Whenever I consider complaining about being in my house for the past ten weeks, I remember that the Dalai Lama was forced into exile in India in 1959 from his home in Tibet, and Desmond Tutu was in prison in South Africa for twenty-seven years. If they can write a book about joy, anybody can be happy. I'm reading their Book of Joy today and am somewhat surprised by the Dalai Llama's contention that "the purpose of life is to find happiness." This is an enlightening concept given the misery in the world, and the cruelty and violence I'm seeing on TV this very moment in Minnesota. It is a book about friendship and love between two men who have suffered greatly in life but have come to the realization that three factors have the greatest influence on increasing happiness: our ability to reframe our situation more positively, our ability to experience gratitude, and the choice to be kind and generous. I love this from the book: "Wherever you have friends that's your country, and whenever you receive love, that's your home."

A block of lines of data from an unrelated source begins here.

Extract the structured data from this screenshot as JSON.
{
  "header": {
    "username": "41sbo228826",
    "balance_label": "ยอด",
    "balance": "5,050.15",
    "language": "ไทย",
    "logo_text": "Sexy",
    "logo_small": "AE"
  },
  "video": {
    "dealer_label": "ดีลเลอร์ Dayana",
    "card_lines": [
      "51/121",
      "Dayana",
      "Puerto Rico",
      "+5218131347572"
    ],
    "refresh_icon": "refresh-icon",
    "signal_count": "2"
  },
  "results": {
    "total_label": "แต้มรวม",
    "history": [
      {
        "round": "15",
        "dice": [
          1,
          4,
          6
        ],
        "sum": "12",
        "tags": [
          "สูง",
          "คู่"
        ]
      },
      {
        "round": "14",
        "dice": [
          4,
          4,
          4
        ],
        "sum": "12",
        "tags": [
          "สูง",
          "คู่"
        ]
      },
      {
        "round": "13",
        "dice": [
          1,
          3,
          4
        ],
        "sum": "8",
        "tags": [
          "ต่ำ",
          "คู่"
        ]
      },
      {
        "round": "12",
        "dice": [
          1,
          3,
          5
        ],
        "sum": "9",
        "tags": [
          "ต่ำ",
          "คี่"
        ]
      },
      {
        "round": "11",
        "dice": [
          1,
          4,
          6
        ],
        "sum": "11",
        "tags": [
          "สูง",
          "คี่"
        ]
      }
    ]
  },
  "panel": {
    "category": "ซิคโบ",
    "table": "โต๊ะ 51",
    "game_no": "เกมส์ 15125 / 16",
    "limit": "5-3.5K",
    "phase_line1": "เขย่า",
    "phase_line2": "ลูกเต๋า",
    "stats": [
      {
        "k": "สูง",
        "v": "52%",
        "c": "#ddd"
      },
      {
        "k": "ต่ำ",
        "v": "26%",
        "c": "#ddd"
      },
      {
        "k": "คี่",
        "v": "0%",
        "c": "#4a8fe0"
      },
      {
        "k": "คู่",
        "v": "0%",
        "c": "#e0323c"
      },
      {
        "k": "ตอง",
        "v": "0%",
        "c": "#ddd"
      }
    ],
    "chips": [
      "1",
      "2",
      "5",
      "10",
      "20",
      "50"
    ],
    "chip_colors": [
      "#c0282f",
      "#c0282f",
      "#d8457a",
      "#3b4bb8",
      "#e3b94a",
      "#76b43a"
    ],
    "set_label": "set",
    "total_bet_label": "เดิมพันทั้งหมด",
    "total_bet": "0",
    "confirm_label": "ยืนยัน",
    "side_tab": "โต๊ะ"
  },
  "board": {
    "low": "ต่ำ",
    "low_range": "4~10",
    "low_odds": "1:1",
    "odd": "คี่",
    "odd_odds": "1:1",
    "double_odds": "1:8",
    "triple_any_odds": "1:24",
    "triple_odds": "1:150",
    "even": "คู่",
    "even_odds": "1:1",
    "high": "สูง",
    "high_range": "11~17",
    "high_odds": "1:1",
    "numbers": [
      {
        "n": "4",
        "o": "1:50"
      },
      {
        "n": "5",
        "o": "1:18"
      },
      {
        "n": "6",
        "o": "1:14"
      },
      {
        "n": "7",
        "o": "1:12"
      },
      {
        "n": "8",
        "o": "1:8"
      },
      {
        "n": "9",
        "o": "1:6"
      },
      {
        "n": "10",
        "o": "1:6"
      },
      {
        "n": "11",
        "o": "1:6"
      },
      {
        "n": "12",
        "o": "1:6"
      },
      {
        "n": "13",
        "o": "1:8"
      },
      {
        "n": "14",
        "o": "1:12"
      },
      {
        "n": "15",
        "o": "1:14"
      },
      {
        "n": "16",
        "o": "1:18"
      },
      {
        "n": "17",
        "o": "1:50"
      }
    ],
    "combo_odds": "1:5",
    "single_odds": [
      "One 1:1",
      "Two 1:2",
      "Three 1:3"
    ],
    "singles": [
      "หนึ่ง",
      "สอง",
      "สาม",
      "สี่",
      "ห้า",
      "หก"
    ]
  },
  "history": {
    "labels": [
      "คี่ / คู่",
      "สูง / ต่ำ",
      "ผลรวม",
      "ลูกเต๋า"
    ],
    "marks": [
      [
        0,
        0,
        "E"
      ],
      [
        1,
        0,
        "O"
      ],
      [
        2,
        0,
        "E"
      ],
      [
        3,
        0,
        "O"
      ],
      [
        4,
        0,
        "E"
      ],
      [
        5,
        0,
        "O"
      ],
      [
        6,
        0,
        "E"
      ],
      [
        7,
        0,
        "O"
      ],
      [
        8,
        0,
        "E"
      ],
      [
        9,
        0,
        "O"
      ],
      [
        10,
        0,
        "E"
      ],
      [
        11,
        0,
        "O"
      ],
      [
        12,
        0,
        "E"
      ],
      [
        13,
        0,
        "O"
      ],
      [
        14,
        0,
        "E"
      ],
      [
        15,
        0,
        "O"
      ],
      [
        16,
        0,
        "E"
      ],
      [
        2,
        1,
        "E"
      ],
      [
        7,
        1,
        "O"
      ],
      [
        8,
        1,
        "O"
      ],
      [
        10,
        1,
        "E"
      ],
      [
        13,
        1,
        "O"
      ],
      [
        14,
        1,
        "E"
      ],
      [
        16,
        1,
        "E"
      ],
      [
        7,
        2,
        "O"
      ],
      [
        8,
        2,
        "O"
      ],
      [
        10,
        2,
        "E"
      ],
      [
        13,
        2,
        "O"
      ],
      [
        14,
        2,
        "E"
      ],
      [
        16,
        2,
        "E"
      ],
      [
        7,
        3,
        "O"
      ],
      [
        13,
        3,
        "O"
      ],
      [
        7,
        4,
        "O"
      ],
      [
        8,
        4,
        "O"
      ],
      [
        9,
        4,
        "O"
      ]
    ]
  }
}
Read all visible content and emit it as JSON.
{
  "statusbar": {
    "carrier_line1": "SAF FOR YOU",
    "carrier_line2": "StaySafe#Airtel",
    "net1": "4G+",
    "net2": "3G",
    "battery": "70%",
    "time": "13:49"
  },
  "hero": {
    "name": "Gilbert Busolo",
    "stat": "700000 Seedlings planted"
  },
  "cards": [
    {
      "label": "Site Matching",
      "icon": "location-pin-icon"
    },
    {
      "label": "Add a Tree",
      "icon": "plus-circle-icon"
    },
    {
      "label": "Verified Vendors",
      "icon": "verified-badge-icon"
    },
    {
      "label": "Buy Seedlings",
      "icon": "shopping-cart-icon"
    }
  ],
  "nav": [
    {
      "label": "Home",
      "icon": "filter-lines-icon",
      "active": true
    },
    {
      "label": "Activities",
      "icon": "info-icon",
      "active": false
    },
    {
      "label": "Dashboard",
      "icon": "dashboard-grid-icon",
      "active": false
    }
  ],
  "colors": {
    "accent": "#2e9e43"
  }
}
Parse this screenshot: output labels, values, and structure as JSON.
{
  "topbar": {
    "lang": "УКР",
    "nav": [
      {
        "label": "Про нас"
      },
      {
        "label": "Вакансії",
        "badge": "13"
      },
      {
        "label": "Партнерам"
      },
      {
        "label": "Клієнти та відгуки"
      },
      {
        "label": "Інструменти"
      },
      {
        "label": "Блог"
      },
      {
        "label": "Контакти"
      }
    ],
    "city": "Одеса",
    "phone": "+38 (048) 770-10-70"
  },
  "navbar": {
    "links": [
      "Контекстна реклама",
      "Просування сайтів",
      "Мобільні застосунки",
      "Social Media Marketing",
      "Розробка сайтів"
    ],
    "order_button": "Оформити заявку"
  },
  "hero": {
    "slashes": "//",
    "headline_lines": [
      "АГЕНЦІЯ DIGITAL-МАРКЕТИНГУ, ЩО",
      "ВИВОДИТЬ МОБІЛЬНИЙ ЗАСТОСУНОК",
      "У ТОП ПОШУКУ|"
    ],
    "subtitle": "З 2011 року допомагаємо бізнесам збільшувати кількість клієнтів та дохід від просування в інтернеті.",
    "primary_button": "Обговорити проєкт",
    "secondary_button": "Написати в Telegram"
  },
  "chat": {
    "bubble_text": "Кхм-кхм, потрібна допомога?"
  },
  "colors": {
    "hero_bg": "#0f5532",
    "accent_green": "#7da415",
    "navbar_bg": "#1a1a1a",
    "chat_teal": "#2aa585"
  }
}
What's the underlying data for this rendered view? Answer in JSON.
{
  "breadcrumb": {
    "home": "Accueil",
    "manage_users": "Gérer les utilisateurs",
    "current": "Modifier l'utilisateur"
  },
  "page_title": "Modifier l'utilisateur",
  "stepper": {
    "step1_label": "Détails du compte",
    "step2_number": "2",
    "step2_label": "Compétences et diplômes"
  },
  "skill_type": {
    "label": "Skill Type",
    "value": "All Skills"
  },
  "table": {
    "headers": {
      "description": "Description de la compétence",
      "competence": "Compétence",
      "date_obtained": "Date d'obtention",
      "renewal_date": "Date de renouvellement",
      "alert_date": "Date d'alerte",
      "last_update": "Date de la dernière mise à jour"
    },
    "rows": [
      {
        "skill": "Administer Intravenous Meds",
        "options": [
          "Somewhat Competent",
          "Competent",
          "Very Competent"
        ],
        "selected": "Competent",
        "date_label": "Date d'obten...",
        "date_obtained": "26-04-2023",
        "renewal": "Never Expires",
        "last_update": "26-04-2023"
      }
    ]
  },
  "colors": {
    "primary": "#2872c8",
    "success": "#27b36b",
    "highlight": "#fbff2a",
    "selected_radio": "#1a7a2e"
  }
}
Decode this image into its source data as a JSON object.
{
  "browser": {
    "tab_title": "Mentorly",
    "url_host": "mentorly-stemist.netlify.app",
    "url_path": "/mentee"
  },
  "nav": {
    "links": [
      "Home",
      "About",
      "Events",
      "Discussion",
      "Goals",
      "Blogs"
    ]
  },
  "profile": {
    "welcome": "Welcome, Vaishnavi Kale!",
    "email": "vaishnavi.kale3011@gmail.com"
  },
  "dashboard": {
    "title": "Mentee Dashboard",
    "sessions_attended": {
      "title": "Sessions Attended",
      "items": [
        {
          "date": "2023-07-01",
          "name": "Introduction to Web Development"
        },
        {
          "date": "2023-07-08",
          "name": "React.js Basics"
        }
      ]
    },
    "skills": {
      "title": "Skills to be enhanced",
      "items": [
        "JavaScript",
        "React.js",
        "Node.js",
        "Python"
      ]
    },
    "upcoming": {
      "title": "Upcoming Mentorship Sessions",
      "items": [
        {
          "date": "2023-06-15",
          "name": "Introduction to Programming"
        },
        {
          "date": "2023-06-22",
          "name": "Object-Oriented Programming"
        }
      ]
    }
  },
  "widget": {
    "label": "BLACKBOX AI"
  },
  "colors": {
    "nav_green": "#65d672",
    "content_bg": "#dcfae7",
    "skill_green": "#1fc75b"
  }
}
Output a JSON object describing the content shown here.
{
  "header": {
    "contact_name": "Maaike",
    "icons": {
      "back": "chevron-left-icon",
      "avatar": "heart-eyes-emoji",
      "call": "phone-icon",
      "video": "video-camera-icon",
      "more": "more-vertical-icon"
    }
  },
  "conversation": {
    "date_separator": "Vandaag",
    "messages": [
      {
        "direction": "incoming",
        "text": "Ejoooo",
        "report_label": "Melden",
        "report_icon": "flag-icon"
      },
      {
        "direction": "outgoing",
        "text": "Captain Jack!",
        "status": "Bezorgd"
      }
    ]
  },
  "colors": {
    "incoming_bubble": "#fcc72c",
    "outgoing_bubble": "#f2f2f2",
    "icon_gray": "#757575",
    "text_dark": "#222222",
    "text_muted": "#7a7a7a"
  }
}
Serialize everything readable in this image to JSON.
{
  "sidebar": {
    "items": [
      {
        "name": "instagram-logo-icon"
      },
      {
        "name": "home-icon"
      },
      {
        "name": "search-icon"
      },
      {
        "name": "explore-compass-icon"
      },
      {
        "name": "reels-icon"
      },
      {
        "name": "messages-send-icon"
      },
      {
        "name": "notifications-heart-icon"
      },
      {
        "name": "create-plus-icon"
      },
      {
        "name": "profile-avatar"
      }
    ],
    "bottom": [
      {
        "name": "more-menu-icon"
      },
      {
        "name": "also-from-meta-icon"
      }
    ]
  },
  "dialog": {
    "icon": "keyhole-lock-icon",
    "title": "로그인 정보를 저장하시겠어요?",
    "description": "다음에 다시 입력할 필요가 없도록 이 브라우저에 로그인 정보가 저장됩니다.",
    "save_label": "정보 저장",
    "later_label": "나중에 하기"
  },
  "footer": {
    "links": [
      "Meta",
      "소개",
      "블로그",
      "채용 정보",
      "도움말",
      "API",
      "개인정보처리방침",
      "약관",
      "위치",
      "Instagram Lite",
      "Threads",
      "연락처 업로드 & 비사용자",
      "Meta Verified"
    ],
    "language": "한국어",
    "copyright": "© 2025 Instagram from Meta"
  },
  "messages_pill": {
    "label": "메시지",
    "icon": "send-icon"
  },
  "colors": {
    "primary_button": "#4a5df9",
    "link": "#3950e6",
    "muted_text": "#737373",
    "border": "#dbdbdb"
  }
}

One day I was teaching a class of thirty-seven on the subject of childhood identity. The next I was home emailing my students to say they would never see me again, except by Zoom or Facetime. The coronavirus had come to town, in this case, Philadelphia. This brings home the influence of randomness in our lives, the subject of a book I'm reading by Leonard Mlodinow. The title comes from a mathematical term describing random motion, such as the paths molecules follow as they fly through the air colliding with other molecules. This is similar to how virus molecules spread from person to person as we talk and cough while strolling around Whole Foods if we unknowingly have the virus and don't wear a mask.